Migration has a deep history in Latin America. For many decades, millions have crossed borders into other Latin American countries, and especially into the United States, in search of a better economic prospects and freedom from violence, discrimination, and state oppression. In recent years however, migration has surged, and for many politicians it has become a hot-button issue. While these people have often been decried as mere “economic migrants”, it is important to recognise the true dimensions of this crisis, and people’s reasons for leaving their homes, families, and communities.

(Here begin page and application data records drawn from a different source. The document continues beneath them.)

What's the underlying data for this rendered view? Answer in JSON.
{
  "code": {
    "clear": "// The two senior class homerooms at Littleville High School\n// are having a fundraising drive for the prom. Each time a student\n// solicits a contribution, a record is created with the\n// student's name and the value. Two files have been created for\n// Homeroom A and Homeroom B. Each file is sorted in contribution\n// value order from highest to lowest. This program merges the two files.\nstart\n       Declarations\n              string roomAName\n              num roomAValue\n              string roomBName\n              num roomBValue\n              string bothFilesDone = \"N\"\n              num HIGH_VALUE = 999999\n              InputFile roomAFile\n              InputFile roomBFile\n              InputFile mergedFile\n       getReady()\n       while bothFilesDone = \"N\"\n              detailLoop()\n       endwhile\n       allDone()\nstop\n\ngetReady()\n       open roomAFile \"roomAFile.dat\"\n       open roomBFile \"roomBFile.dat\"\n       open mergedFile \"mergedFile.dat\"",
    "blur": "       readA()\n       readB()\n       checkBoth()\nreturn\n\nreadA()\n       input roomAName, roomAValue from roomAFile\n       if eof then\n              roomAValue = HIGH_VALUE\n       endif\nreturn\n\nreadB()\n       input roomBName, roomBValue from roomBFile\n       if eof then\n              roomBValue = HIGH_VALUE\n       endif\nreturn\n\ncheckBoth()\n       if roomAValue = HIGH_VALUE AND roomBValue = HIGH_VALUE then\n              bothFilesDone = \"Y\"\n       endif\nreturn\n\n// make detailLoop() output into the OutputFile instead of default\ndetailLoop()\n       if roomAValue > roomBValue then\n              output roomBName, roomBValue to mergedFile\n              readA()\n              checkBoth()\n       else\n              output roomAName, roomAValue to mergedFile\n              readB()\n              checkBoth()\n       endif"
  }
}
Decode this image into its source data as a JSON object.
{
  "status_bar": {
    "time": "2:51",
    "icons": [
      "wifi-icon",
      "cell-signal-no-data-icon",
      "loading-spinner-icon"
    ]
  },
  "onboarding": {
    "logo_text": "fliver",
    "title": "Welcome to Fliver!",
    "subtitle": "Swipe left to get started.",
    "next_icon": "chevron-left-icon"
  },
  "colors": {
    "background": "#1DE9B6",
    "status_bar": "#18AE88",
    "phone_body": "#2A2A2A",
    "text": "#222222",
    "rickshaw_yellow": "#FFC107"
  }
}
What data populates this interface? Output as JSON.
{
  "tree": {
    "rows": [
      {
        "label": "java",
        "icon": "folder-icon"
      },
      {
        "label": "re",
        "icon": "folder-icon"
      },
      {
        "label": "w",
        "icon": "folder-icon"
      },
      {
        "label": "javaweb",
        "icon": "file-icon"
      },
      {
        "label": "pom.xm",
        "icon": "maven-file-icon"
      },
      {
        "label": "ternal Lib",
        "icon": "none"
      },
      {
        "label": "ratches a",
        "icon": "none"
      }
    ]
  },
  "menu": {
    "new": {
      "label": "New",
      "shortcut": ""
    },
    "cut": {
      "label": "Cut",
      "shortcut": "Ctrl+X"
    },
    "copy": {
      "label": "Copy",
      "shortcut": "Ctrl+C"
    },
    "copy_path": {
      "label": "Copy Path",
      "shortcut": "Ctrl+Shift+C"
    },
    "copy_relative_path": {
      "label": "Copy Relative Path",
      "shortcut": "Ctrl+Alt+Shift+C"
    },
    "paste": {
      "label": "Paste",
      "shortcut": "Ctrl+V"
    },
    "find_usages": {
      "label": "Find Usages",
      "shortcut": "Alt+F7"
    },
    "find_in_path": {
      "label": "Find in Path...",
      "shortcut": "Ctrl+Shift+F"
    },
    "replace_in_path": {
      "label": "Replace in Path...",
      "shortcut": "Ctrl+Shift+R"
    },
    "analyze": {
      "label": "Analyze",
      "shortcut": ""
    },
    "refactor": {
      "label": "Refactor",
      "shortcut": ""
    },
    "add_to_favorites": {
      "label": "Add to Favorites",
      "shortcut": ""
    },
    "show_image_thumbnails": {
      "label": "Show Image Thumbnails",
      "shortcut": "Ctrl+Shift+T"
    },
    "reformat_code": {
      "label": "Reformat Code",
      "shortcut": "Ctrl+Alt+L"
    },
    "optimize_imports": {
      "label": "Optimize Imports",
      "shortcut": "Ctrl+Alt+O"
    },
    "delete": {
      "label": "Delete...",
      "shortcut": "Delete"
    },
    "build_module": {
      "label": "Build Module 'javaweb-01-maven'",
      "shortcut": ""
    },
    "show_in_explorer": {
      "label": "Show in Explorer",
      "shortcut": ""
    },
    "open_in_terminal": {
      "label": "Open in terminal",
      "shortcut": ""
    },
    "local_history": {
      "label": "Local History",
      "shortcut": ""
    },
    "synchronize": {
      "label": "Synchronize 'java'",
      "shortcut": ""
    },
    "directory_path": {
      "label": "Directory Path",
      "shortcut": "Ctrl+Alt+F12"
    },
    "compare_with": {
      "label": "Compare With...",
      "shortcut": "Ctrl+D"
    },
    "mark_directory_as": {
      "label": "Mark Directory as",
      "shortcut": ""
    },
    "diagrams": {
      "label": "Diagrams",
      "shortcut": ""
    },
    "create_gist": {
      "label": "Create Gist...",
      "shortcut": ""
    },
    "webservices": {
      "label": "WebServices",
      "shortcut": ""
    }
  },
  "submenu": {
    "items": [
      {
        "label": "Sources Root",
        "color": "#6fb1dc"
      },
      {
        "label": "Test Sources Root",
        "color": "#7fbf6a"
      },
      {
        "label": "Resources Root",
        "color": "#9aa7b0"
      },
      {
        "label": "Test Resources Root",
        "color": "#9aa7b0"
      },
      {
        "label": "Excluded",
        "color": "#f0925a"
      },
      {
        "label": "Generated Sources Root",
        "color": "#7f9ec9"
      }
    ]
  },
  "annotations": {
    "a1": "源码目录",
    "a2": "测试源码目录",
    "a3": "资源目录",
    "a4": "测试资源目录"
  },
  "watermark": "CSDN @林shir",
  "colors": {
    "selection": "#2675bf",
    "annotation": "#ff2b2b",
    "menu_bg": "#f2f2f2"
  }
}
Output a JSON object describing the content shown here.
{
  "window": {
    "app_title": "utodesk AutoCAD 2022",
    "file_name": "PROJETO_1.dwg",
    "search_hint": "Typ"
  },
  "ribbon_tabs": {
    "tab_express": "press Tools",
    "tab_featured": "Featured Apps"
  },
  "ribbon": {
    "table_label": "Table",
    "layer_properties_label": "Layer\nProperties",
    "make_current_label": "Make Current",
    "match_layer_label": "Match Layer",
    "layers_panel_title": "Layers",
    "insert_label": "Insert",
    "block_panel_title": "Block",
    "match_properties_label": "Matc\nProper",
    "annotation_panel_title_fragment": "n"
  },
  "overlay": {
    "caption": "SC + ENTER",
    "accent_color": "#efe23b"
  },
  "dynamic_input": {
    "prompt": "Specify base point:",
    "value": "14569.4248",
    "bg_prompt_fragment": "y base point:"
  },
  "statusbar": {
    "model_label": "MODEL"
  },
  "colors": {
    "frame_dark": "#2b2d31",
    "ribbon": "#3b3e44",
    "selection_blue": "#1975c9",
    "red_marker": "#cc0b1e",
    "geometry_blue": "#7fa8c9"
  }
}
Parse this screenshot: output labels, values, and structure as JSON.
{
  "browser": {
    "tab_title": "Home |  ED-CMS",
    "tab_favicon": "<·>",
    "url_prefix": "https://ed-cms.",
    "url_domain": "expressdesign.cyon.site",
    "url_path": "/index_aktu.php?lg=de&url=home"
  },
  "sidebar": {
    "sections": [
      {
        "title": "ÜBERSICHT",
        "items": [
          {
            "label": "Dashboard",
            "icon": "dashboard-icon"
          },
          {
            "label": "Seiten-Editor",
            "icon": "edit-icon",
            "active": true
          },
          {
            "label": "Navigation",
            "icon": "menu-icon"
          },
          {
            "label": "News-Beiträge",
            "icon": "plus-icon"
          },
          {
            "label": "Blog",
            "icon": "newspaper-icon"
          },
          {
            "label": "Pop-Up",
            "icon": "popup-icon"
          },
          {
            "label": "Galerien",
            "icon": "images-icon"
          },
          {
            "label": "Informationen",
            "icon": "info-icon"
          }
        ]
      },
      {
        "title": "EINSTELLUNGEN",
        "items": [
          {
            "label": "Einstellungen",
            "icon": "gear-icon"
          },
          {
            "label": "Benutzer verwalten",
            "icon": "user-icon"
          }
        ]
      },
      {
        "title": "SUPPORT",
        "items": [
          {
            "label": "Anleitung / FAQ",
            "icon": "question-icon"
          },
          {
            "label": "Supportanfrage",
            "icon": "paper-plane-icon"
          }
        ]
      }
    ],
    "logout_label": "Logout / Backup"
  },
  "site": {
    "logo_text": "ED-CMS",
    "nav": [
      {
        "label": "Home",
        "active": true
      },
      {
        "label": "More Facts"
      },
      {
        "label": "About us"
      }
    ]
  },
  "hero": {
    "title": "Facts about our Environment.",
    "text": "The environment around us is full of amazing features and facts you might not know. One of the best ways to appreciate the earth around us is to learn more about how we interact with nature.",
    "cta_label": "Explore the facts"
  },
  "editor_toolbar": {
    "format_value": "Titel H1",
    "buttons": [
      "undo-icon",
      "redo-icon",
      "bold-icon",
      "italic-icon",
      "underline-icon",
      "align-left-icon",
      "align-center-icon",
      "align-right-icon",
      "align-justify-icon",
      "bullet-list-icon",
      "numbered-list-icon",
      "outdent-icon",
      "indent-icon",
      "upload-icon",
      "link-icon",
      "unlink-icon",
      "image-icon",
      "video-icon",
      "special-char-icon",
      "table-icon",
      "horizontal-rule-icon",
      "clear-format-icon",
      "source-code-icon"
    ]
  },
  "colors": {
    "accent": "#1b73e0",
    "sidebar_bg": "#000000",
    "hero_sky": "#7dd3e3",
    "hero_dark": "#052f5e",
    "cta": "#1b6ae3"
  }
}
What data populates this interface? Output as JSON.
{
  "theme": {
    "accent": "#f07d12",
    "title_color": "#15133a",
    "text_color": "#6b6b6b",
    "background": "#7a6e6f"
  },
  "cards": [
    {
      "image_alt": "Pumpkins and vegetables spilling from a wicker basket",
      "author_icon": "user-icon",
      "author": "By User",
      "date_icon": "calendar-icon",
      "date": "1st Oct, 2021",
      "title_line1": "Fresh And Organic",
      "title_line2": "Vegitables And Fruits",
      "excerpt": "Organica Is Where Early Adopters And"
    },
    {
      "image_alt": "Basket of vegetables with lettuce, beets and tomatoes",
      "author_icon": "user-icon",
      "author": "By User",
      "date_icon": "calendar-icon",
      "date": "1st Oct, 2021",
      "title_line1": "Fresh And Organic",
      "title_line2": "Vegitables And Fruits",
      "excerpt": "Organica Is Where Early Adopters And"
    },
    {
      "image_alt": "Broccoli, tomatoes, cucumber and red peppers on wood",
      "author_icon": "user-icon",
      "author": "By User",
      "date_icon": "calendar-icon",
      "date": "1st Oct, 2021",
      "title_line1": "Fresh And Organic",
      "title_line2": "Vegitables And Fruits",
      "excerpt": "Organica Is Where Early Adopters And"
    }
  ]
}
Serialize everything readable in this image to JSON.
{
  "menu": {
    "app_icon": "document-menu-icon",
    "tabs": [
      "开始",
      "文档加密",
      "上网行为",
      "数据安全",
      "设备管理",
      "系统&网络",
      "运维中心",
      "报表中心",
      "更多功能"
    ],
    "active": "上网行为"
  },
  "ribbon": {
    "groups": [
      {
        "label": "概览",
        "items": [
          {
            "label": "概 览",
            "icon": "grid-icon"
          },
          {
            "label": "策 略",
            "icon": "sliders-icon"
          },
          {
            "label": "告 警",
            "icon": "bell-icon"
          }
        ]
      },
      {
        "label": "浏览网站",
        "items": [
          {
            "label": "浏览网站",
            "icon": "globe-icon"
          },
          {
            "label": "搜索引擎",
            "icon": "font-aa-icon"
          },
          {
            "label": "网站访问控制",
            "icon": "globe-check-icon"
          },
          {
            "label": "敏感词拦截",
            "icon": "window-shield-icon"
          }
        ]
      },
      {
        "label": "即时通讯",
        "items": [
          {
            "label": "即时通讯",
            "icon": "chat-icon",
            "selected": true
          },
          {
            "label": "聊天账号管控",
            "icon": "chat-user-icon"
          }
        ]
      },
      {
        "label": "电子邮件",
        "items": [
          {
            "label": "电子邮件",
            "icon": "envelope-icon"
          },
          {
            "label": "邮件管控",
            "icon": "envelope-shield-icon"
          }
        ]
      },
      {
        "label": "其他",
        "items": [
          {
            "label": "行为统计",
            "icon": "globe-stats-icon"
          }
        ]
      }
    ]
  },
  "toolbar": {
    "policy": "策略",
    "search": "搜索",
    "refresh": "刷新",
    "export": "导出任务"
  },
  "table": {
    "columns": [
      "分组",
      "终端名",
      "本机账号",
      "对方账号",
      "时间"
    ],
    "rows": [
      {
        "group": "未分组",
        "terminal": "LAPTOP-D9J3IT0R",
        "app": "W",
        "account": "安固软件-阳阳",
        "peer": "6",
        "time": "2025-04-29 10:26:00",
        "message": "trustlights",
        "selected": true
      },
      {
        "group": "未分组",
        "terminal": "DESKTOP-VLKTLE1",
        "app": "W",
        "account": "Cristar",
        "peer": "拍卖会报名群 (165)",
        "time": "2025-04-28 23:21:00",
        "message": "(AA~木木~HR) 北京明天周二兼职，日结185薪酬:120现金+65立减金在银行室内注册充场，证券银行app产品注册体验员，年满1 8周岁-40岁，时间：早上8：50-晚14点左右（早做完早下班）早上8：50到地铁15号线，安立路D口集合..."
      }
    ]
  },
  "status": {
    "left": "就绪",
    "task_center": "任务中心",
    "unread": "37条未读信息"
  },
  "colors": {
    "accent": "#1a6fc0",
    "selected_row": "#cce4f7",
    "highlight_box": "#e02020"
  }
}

While much of Latin America has long been defined by its insecurity, in Central America in particular, violence has exploded. The Northern Triangle has become the most dangerous place in the world outside of an active war zone, with the highest levels of homicide in the world. Ordinary citizens find themselves in the crossfire between government forces, paramilitary death squads, and violent street gangs. This insecurity has reached such a point that more people are now killed every year in El Salvador and Guatemala than during their civil wars. Faced with this extreme violence, hundreds of thousands of men, women, and children have fled their homes, and have taken the extremely dangerous journey northwards into Mexico and the United States. Exposed to the elements, and preyed upon by human traffickers, people smugglers, and gangs, many such journeys come to tragic ends. Still, there is often no refuge for those who reach their destinations – thousands are effectively imprisoned in detention centres, and risk being forced to return to certain death in their countries of origin.
Given the parallels between this situation and Europe’s own refugee crisis, Latin America Week 2016 focused on the issue of migration. Set against a backdrop of popular indignation at how refugees were being treated in Europe, and a worrying increase in anti-migrant rhetoric in the United States, this was one of the most successful Latin America Weeks in our history. Speakers included representatives from migrant organisations in Ireland, a PhD candidate from Monterrey, on one of the major migration routes through Mexico, as well as Rebeca Cenalmor-Rejas, UNHCR Regional Protection Officer for Central America. As with every year, cultural exchange was a hugely important component in the celebrations, with Guatemalan Fernando López performing a series of songs drawing attention to issues of social justice in the Ixil community. Then as now, LASC encourages everyone to share, compare, and contrast our own experiences and views on migration with Latin American perspectives.